• _Page and application data records_:
____________

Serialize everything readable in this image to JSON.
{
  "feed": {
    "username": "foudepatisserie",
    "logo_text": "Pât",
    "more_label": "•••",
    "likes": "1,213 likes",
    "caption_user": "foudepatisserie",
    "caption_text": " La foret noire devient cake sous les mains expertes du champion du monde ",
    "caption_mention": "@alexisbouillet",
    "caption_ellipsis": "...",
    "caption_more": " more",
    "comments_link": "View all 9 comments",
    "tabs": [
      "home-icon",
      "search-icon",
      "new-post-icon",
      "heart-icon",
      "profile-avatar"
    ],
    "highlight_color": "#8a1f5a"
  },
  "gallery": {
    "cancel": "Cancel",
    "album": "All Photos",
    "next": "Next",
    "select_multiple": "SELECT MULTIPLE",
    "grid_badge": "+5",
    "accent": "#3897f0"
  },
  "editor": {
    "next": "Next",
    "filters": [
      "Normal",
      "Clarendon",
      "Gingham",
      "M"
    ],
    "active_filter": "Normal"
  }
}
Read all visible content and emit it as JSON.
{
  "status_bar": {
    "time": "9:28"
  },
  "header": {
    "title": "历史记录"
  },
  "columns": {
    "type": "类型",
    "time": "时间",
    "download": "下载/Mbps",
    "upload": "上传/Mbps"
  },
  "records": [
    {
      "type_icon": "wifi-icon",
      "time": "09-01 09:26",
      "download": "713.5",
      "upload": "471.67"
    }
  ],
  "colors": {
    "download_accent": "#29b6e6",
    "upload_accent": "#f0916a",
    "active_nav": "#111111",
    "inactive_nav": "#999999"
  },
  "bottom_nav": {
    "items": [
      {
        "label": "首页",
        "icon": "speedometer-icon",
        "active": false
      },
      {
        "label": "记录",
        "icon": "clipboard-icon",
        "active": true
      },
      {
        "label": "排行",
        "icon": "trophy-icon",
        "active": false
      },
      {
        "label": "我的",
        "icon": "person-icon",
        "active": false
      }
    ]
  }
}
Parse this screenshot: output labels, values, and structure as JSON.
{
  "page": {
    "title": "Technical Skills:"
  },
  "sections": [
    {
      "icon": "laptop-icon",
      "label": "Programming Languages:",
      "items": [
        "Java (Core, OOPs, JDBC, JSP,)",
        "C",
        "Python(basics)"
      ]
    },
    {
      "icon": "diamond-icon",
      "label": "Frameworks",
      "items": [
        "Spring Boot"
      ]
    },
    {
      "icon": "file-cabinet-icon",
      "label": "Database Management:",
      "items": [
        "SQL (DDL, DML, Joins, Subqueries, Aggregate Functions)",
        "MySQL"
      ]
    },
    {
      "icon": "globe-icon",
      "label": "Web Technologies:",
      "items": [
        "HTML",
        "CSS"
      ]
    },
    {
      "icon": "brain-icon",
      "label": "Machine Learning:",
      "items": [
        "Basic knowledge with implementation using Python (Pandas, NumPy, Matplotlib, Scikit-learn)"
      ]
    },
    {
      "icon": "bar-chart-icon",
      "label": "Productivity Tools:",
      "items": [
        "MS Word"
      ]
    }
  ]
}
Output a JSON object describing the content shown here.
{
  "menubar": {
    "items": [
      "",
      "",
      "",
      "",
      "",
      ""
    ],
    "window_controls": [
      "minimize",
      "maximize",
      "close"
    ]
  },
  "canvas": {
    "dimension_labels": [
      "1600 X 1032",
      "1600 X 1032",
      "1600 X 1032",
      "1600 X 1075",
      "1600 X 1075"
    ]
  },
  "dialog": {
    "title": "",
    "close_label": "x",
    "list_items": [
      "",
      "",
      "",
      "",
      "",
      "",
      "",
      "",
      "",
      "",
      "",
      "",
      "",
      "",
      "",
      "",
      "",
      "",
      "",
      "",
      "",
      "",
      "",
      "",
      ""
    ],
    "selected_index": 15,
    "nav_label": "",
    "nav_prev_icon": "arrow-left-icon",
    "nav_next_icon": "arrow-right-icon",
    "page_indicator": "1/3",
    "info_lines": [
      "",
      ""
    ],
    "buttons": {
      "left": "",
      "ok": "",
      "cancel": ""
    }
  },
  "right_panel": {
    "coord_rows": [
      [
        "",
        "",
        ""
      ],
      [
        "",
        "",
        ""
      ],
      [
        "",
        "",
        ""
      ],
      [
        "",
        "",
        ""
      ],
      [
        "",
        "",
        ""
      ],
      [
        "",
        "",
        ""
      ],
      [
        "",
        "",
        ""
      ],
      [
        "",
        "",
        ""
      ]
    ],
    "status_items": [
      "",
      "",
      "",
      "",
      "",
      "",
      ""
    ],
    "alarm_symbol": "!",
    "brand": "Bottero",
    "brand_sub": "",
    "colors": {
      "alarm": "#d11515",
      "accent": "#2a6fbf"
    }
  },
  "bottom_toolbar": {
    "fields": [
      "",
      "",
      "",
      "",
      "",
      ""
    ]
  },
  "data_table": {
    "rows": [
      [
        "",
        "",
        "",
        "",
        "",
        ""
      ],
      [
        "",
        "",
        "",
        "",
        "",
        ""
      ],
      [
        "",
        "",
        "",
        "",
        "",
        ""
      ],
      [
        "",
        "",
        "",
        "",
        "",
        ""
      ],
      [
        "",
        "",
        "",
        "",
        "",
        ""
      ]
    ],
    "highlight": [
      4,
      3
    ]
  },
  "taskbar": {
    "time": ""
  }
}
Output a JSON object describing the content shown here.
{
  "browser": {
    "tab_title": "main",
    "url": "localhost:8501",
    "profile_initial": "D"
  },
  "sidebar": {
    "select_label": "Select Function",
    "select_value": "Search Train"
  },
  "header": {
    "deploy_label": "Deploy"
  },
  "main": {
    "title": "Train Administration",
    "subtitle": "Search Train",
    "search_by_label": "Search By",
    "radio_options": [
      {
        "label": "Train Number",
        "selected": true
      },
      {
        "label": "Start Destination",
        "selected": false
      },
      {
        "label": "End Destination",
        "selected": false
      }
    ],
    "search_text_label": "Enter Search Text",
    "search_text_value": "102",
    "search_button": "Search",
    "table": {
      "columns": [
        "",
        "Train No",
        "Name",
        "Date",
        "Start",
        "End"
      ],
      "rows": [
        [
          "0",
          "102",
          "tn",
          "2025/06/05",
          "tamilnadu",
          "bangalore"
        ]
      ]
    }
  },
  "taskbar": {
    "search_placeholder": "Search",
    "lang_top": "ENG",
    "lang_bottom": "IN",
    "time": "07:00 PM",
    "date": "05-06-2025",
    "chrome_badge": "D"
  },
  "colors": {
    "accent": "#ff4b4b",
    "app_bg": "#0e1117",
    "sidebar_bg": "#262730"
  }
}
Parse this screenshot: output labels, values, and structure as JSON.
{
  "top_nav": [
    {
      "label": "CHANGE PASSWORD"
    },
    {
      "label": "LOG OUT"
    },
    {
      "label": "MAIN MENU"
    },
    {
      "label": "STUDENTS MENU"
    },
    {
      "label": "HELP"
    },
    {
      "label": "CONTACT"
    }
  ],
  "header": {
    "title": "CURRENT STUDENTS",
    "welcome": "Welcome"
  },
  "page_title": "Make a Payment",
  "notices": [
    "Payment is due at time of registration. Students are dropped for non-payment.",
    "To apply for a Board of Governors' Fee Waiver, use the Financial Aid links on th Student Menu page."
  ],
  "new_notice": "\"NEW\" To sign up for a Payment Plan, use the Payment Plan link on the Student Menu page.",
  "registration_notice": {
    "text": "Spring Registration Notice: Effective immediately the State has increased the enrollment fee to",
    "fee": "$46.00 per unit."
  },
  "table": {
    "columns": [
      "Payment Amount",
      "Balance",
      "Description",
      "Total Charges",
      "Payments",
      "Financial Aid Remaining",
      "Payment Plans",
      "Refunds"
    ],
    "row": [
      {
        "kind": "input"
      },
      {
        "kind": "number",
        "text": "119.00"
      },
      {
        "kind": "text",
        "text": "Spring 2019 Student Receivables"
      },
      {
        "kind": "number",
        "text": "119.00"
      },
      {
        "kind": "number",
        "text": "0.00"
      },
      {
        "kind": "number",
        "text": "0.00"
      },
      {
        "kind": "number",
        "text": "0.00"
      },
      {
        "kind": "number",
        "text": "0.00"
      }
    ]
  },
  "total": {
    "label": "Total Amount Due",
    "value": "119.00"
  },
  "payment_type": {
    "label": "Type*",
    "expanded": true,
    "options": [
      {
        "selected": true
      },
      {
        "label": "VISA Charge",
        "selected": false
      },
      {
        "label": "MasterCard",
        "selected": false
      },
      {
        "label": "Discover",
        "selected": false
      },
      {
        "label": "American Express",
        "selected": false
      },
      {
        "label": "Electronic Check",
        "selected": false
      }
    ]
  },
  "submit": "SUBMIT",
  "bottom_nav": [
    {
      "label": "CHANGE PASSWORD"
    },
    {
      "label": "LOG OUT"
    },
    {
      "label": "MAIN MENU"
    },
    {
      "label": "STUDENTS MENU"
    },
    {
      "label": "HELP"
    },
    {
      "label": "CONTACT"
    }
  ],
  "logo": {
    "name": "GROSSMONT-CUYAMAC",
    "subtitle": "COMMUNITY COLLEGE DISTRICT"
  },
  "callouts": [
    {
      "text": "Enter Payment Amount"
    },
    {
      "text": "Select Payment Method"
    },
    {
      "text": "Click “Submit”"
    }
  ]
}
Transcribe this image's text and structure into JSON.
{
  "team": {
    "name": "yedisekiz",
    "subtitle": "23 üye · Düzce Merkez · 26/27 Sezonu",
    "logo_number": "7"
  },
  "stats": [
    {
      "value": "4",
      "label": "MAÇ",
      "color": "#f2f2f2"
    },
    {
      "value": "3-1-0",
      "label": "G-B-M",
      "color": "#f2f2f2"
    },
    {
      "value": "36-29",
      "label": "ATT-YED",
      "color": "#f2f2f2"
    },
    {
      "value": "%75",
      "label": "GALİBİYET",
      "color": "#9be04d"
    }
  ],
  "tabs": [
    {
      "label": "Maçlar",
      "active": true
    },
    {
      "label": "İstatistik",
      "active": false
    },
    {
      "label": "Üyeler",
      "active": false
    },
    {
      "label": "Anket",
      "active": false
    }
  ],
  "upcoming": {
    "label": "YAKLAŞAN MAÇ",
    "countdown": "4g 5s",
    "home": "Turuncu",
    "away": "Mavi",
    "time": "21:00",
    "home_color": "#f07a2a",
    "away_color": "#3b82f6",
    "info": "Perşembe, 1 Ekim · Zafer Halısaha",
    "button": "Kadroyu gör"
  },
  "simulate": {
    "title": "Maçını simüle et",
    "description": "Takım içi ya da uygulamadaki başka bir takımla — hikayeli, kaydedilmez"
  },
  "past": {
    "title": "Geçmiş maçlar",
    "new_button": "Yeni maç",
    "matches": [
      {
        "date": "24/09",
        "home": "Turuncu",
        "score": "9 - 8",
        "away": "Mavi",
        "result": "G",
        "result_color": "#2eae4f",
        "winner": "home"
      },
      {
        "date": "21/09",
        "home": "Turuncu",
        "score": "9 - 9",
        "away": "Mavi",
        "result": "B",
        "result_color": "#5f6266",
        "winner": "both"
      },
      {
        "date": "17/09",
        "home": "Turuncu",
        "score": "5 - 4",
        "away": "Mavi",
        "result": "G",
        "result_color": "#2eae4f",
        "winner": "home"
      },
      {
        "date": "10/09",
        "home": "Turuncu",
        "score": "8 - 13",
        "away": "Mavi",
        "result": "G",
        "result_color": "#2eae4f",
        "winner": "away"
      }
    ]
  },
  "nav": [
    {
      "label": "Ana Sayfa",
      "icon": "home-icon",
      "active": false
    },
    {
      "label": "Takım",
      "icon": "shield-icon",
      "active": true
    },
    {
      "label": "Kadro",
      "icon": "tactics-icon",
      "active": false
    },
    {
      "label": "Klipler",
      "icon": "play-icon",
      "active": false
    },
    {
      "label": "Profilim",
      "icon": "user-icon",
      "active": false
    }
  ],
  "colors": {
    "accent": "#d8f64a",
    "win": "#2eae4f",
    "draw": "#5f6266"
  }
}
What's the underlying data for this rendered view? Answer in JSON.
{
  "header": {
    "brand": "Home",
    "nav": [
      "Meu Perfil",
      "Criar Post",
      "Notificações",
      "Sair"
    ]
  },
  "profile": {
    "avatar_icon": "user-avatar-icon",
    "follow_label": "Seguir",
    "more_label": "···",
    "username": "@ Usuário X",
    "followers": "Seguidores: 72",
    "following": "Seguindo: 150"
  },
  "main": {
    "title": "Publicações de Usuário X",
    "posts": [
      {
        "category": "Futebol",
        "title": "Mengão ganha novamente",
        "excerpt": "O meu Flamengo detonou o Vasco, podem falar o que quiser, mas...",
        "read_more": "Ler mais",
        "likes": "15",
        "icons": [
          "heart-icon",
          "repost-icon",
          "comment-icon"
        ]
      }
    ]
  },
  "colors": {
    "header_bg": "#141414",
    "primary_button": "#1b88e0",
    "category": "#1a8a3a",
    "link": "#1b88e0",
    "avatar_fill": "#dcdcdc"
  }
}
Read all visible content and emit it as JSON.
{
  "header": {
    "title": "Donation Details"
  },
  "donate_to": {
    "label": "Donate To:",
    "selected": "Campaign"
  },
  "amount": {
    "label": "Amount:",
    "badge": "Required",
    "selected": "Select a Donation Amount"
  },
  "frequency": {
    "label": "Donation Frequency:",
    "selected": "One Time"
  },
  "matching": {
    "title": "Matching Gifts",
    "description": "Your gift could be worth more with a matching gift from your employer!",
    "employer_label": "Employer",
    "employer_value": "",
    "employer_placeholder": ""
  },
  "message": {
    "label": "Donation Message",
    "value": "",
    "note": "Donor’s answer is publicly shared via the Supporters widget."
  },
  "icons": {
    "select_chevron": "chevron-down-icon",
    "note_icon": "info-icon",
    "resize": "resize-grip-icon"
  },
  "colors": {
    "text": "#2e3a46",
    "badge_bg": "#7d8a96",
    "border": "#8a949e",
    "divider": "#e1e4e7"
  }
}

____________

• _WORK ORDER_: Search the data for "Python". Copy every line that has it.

• _RESPONSE AREA_:
        "Python(basics)"
        "Basic knowledge with implementation using Python (Pandas, NumPy, Matplotlib, Scikit-learn)"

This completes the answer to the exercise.